Source data Start Marker
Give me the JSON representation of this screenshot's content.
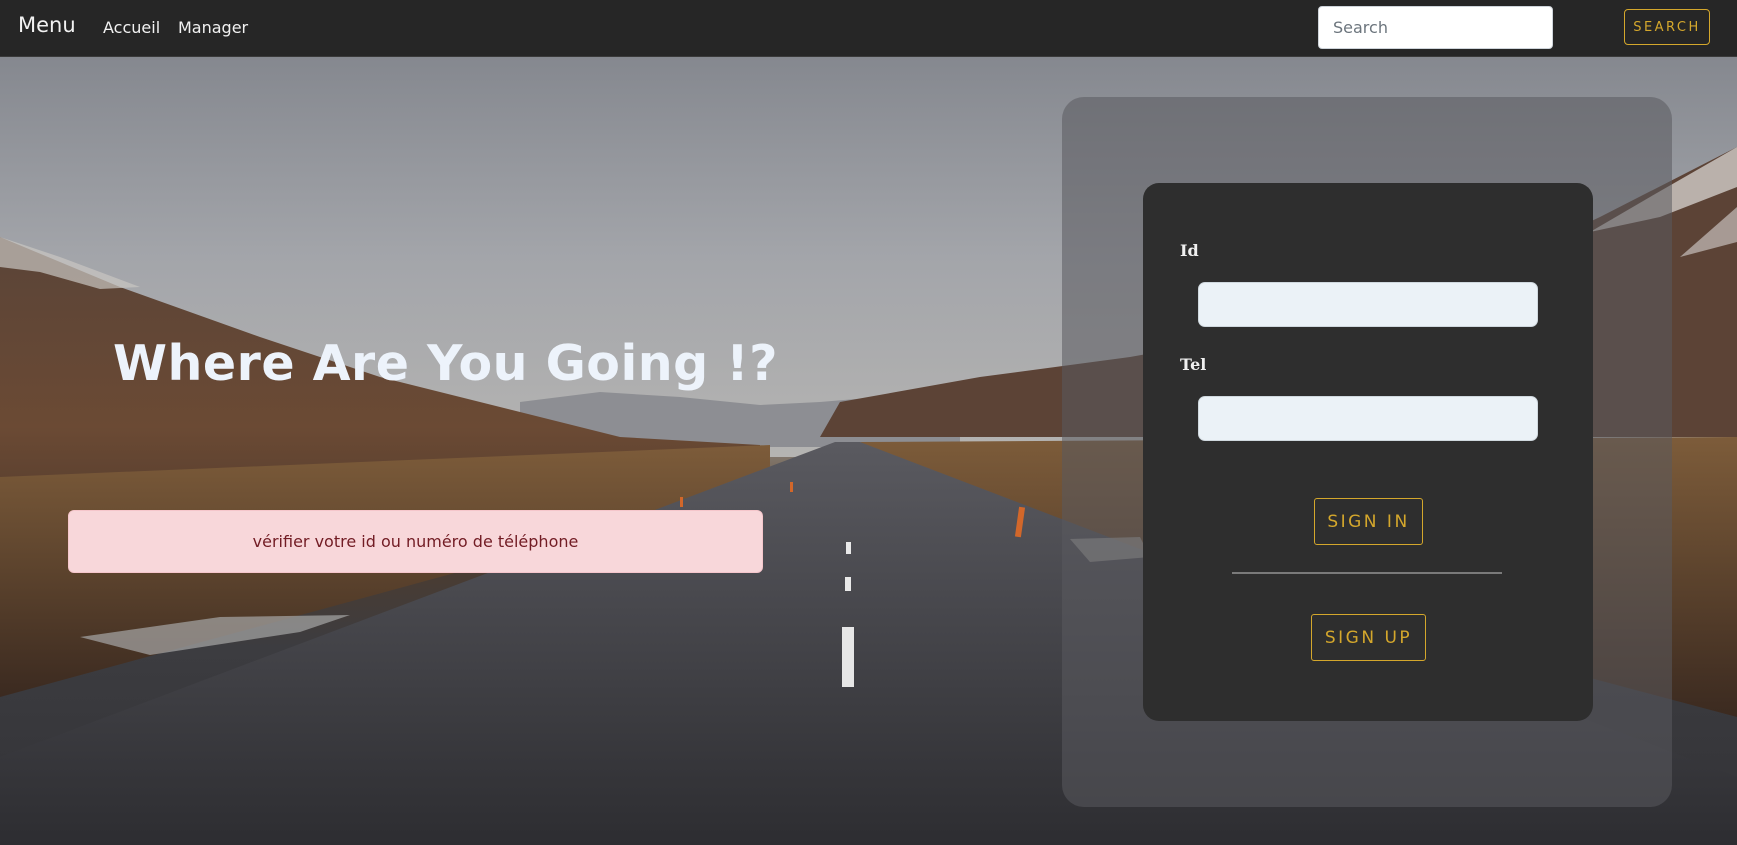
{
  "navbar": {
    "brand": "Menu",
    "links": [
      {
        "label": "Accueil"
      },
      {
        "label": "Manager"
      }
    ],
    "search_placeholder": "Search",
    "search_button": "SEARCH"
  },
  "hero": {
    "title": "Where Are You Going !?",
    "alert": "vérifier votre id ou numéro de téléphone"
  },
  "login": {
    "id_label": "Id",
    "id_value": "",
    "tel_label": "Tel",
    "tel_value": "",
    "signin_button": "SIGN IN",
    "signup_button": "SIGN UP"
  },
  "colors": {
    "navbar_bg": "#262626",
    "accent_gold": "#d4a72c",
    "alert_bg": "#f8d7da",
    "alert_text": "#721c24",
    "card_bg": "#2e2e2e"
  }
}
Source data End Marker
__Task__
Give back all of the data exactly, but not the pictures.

__Task response__
Give me the JSON representation of this screenshot's content.
{
  "navbar": {
    "brand": "Menu",
    "links": [
      {
        "label": "Accueil"
      },
      {
        "label": "Manager"
      }
    ],
    "search_placeholder": "Search",
    "search_button": "SEARCH"
  },
  "hero": {
    "title": "Where Are You Going !?",
    "alert": "vérifier votre id ou numéro de téléphone"
  },
  "login": {
    "id_label": "Id",
    "id_value": "",
    "tel_label": "Tel",
    "tel_value": "",
    "signin_button": "SIGN IN",
    "signup_button": "SIGN UP"
  },
  "colors": {
    "navbar_bg": "#262626",
    "accent_gold": "#d4a72c",
    "alert_bg": "#f8d7da",
    "alert_text": "#721c24",
    "card_bg": "#2e2e2e"
  }
}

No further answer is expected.